Cancer patients were a little more likely to survive for five years or more after chemotherapy if they interacted during chemotherapy with other patients who also survived for five years or more, according to a new FDA study. Researchers stated that “A two percent difference in survival – between being isolated during treatment and being with other patients – might not sound like a lot, but it’s pretty substantial,” adding “If you saw 5,000 patients in nine years, that 2 percent improvement would affect 100 people.” Click here to read more about this study.
GAO Pushes Use of Claims Data to Get More Accurate MA Payments
In a report released last week, GAO recommended that CMS should utilize ‘encounter data,’ or medical claims records, to more accurately determine proper Medicare Advantage payments. GAO states “Encounter data include more information about the care and health status of MA beneficiaries than the data CMS uses now to risk adjust payments.” CMS has proposed increasing the use of encounter data in recent years, however they have received strong push back from the insurance industry, that argues that the records are unreliable. In 2016, CMS determined that 10 percent of MA payments that year or about $16 billion in payments, were improper. To read the entire report, click here.
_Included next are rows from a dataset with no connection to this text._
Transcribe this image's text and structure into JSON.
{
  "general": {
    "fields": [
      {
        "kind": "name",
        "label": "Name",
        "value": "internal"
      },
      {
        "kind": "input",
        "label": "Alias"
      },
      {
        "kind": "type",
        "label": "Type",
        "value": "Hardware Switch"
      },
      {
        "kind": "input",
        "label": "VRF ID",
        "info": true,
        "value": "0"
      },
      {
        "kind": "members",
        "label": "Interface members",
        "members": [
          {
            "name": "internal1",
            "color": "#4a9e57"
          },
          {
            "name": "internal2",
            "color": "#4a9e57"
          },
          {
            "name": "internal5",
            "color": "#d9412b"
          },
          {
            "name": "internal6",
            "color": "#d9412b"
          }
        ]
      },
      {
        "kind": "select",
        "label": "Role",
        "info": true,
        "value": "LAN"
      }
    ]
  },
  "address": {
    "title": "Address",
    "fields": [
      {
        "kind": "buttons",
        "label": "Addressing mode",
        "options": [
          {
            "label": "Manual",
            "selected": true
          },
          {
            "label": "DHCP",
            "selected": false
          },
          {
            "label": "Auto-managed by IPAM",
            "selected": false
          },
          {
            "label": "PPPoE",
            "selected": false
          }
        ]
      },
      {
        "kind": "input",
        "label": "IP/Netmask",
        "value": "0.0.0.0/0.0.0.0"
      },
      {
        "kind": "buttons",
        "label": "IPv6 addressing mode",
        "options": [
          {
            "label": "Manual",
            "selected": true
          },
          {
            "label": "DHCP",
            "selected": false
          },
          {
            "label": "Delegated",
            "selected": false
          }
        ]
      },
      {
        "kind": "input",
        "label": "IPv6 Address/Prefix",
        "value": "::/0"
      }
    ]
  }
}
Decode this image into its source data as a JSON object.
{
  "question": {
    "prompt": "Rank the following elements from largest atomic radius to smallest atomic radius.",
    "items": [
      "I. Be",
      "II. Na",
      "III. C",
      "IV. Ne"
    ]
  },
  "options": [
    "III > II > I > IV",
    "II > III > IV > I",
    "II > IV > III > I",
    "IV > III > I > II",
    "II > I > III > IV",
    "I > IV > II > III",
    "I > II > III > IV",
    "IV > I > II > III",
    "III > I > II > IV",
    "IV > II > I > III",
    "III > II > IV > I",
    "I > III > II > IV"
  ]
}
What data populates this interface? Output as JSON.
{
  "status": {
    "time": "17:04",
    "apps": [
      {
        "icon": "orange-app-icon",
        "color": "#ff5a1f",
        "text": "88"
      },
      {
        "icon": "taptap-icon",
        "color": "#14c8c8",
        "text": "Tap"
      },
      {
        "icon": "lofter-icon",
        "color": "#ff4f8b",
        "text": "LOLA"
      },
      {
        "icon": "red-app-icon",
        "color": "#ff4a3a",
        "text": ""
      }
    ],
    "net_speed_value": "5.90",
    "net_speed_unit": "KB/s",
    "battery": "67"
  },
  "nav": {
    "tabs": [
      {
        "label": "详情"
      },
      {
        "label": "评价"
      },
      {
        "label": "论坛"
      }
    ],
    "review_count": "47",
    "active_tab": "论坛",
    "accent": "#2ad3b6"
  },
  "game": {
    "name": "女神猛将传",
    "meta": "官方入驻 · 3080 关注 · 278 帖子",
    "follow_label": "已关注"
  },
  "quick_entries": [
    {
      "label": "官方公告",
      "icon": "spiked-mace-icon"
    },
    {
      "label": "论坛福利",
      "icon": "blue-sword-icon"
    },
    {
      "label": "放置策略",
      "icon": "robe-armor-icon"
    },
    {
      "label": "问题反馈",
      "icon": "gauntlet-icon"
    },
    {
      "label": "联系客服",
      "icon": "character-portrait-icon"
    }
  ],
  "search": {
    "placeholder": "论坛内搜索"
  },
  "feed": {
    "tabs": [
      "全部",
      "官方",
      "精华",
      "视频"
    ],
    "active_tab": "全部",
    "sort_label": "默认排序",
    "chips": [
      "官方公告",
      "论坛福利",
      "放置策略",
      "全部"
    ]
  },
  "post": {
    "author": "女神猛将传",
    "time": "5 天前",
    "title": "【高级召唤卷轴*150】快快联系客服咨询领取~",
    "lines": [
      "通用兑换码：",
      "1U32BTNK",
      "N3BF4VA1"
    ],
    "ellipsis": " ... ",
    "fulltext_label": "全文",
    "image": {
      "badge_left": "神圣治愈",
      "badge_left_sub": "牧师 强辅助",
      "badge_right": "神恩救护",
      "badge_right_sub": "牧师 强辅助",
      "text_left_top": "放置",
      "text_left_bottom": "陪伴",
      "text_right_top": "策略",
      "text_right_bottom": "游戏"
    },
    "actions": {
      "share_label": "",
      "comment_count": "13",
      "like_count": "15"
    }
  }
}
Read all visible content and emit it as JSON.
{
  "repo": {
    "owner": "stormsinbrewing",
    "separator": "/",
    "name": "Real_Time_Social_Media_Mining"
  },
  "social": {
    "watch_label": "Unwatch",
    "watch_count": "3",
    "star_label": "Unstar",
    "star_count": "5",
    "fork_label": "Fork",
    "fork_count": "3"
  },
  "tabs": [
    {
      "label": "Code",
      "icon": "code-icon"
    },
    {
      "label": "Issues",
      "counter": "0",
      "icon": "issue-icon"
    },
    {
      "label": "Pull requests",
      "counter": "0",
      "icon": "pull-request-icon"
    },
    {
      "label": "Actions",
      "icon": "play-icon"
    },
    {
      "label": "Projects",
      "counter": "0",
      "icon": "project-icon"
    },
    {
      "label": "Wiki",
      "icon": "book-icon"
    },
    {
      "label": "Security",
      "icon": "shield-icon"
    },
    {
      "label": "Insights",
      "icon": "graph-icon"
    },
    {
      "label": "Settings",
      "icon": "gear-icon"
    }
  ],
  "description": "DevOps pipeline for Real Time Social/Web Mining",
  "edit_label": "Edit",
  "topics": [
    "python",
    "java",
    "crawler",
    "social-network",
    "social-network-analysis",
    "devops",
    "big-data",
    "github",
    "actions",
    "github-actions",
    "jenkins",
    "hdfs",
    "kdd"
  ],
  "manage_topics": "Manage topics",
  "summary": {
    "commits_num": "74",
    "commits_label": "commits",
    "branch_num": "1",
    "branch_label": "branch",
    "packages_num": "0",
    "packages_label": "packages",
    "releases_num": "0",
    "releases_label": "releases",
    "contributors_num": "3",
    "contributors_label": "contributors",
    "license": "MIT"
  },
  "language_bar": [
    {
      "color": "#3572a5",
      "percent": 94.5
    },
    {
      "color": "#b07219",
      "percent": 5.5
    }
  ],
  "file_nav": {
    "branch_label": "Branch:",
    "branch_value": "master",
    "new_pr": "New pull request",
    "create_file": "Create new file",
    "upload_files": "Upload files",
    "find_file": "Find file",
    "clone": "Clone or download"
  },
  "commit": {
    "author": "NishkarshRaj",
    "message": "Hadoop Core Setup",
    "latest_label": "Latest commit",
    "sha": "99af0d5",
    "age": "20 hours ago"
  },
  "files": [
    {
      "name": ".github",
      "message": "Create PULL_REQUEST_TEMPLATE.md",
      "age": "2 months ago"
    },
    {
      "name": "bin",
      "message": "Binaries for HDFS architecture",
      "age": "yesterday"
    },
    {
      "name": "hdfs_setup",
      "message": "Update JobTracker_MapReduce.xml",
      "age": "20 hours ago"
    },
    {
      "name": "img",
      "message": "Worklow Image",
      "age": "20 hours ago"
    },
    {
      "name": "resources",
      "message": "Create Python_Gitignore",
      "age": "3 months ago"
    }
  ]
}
10 States Recognized for Outstanding Quality in Critical Access Hospitals
The Health Resources and Services Administration recognized ten states last week for outstanding quality performance of their Critical Access Hospitals by achieving the highest reporting rates and levels of improvement over the past year. The ten states – Indiana, Illinois, Maine, Massachusetts, Michigan, Minnesota, Nebraska, Pennsylvania, Utah, and Wisconsin – used funds for quality improvement projects and developing technical assistance resources that improve high-quality care in their communities. Click here for more from HRSA.
FDA OKs First NICU MRI
The FDA has given the green light to the first MRI designed specifically for infants in the neonatal intensive care unit. Right now, doctors have to take infants out of the NICU and wheel them down to regular MRI suites to capture images of the body’s internal structures. The new system, however, has a specially designed incubator built right into the MRI machine to minimize the amount a baby has to be moved. Click here for the FDA announcement.
Analysis Shows Hospitals Cut Back on Blood Utilization
A national analysis released by Premier last week found that hospitals decreased blood utilization by 20 percent across 134 diagnoses that account for 80 percent of red blood cell use. Researchers reviewed inpatient data from 645 facilities, representing more than 27 million discharges. The analysis suggests that hospitals have become more efficient at managing a critical, if high-cost service; blood transfusions can cost more than $1,000 per unit. Among the specialties reviewed, orthopedic surgeries have seen a steady drop in transfusions recorded over more than a five-year period down 72.4% for major joint replacements. To read the study, click here.
Top Hospitals Picked By Physicians
Medscape has released survey results of 8504 doctors across more than 25 specialties as to the best hospitals for treatment of a complex or difficult condition, assuming no barriers to treatment at their preferred hospital. Physicians ranked New York City-based Memorial Sloan Kettering Cancer Center, Cleveland Clinic and the University of Texas MD Anderson Cancer Center in Houston among the top hospitals across various specialties. When describing their preferences, respondents considered whether the hospital could provide medically respected physician expertise (42 percent), maintained a good reputation among colleagues (19 percent) and had a specific physician at the facility (13 percent). To read the full list of all the specialties and the top hospitals in the different categories, click here.